Data about app and page elements:
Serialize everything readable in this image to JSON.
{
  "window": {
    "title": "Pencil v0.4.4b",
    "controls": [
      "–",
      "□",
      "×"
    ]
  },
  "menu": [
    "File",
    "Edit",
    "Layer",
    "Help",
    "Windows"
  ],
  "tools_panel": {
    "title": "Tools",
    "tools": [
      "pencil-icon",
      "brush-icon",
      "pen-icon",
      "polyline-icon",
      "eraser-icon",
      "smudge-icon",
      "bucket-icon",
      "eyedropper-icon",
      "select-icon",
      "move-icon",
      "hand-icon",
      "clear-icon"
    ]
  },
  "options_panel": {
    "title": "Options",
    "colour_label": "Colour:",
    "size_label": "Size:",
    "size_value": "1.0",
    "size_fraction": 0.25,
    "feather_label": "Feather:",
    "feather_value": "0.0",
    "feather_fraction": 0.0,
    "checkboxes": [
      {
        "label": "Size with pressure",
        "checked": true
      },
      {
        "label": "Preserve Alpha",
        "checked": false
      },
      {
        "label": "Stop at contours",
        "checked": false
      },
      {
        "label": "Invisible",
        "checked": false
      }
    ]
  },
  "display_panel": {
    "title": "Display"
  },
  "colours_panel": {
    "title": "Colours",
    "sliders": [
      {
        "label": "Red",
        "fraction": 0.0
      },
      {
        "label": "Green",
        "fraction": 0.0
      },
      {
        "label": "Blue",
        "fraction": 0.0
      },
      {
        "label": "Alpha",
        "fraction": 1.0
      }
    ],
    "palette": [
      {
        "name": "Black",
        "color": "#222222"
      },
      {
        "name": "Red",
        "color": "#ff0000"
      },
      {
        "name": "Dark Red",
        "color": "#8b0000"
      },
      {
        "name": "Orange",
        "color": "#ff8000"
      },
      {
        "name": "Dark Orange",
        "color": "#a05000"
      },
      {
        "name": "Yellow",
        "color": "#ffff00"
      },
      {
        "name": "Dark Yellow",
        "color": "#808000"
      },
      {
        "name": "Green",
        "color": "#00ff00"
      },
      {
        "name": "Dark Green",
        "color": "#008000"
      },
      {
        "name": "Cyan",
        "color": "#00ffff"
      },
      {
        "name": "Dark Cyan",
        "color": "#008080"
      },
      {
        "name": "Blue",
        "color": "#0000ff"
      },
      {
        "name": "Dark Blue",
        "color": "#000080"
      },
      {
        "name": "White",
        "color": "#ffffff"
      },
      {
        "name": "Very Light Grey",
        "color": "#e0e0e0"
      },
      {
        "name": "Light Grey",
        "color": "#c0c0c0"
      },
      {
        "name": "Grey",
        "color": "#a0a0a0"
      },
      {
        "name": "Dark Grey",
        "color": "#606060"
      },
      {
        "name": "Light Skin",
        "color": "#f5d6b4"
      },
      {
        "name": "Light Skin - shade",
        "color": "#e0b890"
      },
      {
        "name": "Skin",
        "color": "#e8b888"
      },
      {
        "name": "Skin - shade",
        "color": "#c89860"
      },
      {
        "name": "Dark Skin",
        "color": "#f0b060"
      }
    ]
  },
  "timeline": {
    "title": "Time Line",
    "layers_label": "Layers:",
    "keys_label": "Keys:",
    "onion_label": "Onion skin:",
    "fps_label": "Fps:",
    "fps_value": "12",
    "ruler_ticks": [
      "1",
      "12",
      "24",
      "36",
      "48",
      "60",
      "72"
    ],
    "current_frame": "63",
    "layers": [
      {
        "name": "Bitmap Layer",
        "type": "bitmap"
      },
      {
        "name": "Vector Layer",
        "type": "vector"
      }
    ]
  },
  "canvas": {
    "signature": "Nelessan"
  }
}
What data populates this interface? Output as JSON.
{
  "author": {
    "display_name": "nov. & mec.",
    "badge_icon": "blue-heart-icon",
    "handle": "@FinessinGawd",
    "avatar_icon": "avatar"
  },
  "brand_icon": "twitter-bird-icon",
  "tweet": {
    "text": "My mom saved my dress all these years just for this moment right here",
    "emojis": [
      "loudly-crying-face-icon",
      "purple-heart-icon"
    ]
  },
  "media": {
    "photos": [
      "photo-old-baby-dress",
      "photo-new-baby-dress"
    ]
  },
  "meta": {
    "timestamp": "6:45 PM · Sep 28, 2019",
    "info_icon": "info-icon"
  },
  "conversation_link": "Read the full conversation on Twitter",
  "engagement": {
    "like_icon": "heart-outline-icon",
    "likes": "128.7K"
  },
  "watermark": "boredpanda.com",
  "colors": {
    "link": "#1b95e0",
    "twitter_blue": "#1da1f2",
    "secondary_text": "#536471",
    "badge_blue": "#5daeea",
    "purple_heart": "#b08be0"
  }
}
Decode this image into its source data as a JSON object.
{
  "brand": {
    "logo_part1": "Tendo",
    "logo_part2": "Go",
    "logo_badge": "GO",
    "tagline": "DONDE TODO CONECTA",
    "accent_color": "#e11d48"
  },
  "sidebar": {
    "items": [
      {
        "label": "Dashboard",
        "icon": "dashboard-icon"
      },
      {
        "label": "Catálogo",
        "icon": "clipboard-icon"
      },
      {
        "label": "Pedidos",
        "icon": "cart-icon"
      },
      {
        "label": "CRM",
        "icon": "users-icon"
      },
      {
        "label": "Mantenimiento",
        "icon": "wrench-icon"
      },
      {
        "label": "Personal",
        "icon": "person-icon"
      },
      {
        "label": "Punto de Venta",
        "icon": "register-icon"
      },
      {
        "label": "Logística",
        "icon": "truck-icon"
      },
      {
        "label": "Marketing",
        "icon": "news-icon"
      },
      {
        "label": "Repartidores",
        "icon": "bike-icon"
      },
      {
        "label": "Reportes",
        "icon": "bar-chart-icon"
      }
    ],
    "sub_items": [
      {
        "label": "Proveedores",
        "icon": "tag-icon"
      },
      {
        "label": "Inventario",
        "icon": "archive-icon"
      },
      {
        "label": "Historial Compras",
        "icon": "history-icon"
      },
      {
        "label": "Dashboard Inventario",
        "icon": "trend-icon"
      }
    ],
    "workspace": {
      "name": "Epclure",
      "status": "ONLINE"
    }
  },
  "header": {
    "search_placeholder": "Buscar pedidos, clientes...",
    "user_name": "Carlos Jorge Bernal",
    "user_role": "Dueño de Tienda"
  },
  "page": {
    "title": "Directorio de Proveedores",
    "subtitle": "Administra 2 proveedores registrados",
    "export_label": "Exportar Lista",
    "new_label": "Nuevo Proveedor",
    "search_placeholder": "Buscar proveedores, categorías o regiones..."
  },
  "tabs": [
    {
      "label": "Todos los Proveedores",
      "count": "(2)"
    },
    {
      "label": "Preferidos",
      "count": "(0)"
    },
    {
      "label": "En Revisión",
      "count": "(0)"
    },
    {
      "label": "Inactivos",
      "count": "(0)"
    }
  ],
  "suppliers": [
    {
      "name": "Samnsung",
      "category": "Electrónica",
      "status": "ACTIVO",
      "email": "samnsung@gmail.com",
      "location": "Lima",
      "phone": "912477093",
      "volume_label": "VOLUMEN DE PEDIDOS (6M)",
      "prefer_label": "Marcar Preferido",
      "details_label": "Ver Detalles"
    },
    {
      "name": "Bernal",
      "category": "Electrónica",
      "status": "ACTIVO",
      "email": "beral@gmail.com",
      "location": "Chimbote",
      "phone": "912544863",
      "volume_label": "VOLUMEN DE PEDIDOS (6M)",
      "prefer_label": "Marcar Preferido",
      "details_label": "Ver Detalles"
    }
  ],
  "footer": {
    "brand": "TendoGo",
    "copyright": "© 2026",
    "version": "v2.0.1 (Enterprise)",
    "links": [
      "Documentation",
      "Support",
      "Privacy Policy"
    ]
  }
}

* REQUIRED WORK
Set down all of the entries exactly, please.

* RESULT OF THIS EXERCISE
Serialize everything readable in this image to JSON.
{
  "window": {
    "title": "Pencil v0.4.4b",
    "controls": [
      "–",
      "□",
      "×"
    ]
  },
  "menu": [
    "File",
    "Edit",
    "Layer",
    "Help",
    "Windows"
  ],
  "tools_panel": {
    "title": "Tools",
    "tools": [
      "pencil-icon",
      "brush-icon",
      "pen-icon",
      "polyline-icon",
      "eraser-icon",
      "smudge-icon",
      "bucket-icon",
      "eyedropper-icon",
      "select-icon",
      "move-icon",
      "hand-icon",
      "clear-icon"
    ]
  },
  "options_panel": {
    "title": "Options",
    "colour_label": "Colour:",
    "size_label": "Size:",
    "size_value": "1.0",
    "size_fraction": 0.25,
    "feather_label": "Feather:",
    "feather_value": "0.0",
    "feather_fraction": 0.0,
    "checkboxes": [
      {
        "label": "Size with pressure",
        "checked": true
      },
      {
        "label": "Preserve Alpha",
        "checked": false
      },
      {
        "label": "Stop at contours",
        "checked": false
      },
      {
        "label": "Invisible",
        "checked": false
      }
    ]
  },
  "display_panel": {
    "title": "Display"
  },
  "colours_panel": {
    "title": "Colours",
    "sliders": [
      {
        "label": "Red",
        "fraction": 0.0
      },
      {
        "label": "Green",
        "fraction": 0.0
      },
      {
        "label": "Blue",
        "fraction": 0.0
      },
      {
        "label": "Alpha",
        "fraction": 1.0
      }
    ],
    "palette": [
      {
        "name": "Black",
        "color": "#222222"
      },
      {
        "name": "Red",
        "color": "#ff0000"
      },
      {
        "name": "Dark Red",
        "color": "#8b0000"
      },
      {
        "name": "Orange",
        "color": "#ff8000"
      },
      {
        "name": "Dark Orange",
        "color": "#a05000"
      },
      {
        "name": "Yellow",
        "color": "#ffff00"
      },
      {
        "name": "Dark Yellow",
        "color": "#808000"
      },
      {
        "name": "Green",
        "color": "#00ff00"
      },
      {
        "name": "Dark Green",
        "color": "#008000"
      },
      {
        "name": "Cyan",
        "color": "#00ffff"
      },
      {
        "name": "Dark Cyan",
        "color": "#008080"
      },
      {
        "name": "Blue",
        "color": "#0000ff"
      },
      {
        "name": "Dark Blue",
        "color": "#000080"
      },
      {
        "name": "White",
        "color": "#ffffff"
      },
      {
        "name": "Very Light Grey",
        "color": "#e0e0e0"
      },
      {
        "name": "Light Grey",
        "color": "#c0c0c0"
      },
      {
        "name": "Grey",
        "color": "#a0a0a0"
      },
      {
        "name": "Dark Grey",
        "color": "#606060"
      },
      {
        "name": "Light Skin",
        "color": "#f5d6b4"
      },
      {
        "name": "Light Skin - shade",
        "color": "#e0b890"
      },
      {
        "name": "Skin",
        "color": "#e8b888"
      },
      {
        "name": "Skin - shade",
        "color": "#c89860"
      },
      {
        "name": "Dark Skin",
        "color": "#f0b060"
      }
    ]
  },
  "timeline": {
    "title": "Time Line",
    "layers_label": "Layers:",
    "keys_label": "Keys:",
    "onion_label": "Onion skin:",
    "fps_label": "Fps:",
    "fps_value": "12",
    "ruler_ticks": [
      "1",
      "12",
      "24",
      "36",
      "48",
      "60",
      "72"
    ],
    "current_frame": "63",
    "layers": [
      {
        "name": "Bitmap Layer",
        "type": "bitmap"
      },
      {
        "name": "Vector Layer",
        "type": "vector"
      }
    ]
  },
  "canvas": {
    "signature": "Nelessan"
  }
}
What data populates this interface? Output as JSON.
{
  "author": {
    "display_name": "nov. & mec.",
    "badge_icon": "blue-heart-icon",
    "handle": "@FinessinGawd",
    "avatar_icon": "avatar"
  },
  "brand_icon": "twitter-bird-icon",
  "tweet": {
    "text": "My mom saved my dress all these years just for this moment right here",
    "emojis": [
      "loudly-crying-face-icon",
      "purple-heart-icon"
    ]
  },
  "media": {
    "photos": [
      "photo-old-baby-dress",
      "photo-new-baby-dress"
    ]
  },
  "meta": {
    "timestamp": "6:45 PM · Sep 28, 2019",
    "info_icon": "info-icon"
  },
  "conversation_link": "Read the full conversation on Twitter",
  "engagement": {
    "like_icon": "heart-outline-icon",
    "likes": "128.7K"
  },
  "watermark": "boredpanda.com",
  "colors": {
    "link": "#1b95e0",
    "twitter_blue": "#1da1f2",
    "secondary_text": "#536471",
    "badge_blue": "#5daeea",
    "purple_heart": "#b08be0"
  }
}
Decode this image into its source data as a JSON object.
{
  "brand": {
    "logo_part1": "Tendo",
    "logo_part2": "Go",
    "logo_badge": "GO",
    "tagline": "DONDE TODO CONECTA",
    "accent_color": "#e11d48"
  },
  "sidebar": {
    "items": [
      {
        "label": "Dashboard",
        "icon": "dashboard-icon"
      },
      {
        "label": "Catálogo",
        "icon": "clipboard-icon"
      },
      {
        "label": "Pedidos",
        "icon": "cart-icon"
      },
      {
        "label": "CRM",
        "icon": "users-icon"
      },
      {
        "label": "Mantenimiento",
        "icon": "wrench-icon"
      },
      {
        "label": "Personal",
        "icon": "person-icon"
      },
      {
        "label": "Punto de Venta",
        "icon": "register-icon"
      },
      {
        "label": "Logística",
        "icon": "truck-icon"
      },
      {
        "label": "Marketing",
        "icon": "news-icon"
      },
      {
        "label": "Repartidores",
        "icon": "bike-icon"
      },
      {
        "label": "Reportes",
        "icon": "bar-chart-icon"
      }
    ],
    "sub_items": [
      {
        "label": "Proveedores",
        "icon": "tag-icon"
      },
      {
        "label": "Inventario",
        "icon": "archive-icon"
      },
      {
        "label": "Historial Compras",
        "icon": "history-icon"
      },
      {
        "label": "Dashboard Inventario",
        "icon": "trend-icon"
      }
    ],
    "workspace": {
      "name": "Epclure",
      "status": "ONLINE"
    }
  },
  "header": {
    "search_placeholder": "Buscar pedidos, clientes...",
    "user_name": "Carlos Jorge Bernal",
    "user_role": "Dueño de Tienda"
  },
  "page": {
    "title": "Directorio de Proveedores",
    "subtitle": "Administra 2 proveedores registrados",
    "export_label": "Exportar Lista",
    "new_label": "Nuevo Proveedor",
    "search_placeholder": "Buscar proveedores, categorías o regiones..."
  },
  "tabs": [
    {
      "label": "Todos los Proveedores",
      "count": "(2)"
    },
    {
      "label": "Preferidos",
      "count": "(0)"
    },
    {
      "label": "En Revisión",
      "count": "(0)"
    },
    {
      "label": "Inactivos",
      "count": "(0)"
    }
  ],
  "suppliers": [
    {
      "name": "Samnsung",
      "category": "Electrónica",
      "status": "ACTIVO",
      "email": "samnsung@gmail.com",
      "location": "Lima",
      "phone": "912477093",
      "volume_label": "VOLUMEN DE PEDIDOS (6M)",
      "prefer_label": "Marcar Preferido",
      "details_label": "Ver Detalles"
    },
    {
      "name": "Bernal",
      "category": "Electrónica",
      "status": "ACTIVO",
      "email": "beral@gmail.com",
      "location": "Chimbote",
      "phone": "912544863",
      "volume_label": "VOLUMEN DE PEDIDOS (6M)",
      "prefer_label": "Marcar Preferido",
      "details_label": "Ver Detalles"
    }
  ],
  "footer": {
    "brand": "TendoGo",
    "copyright": "© 2026",
    "version": "v2.0.1 (Enterprise)",
    "links": [
      "Documentation",
      "Support",
      "Privacy Policy"
    ]
  }
}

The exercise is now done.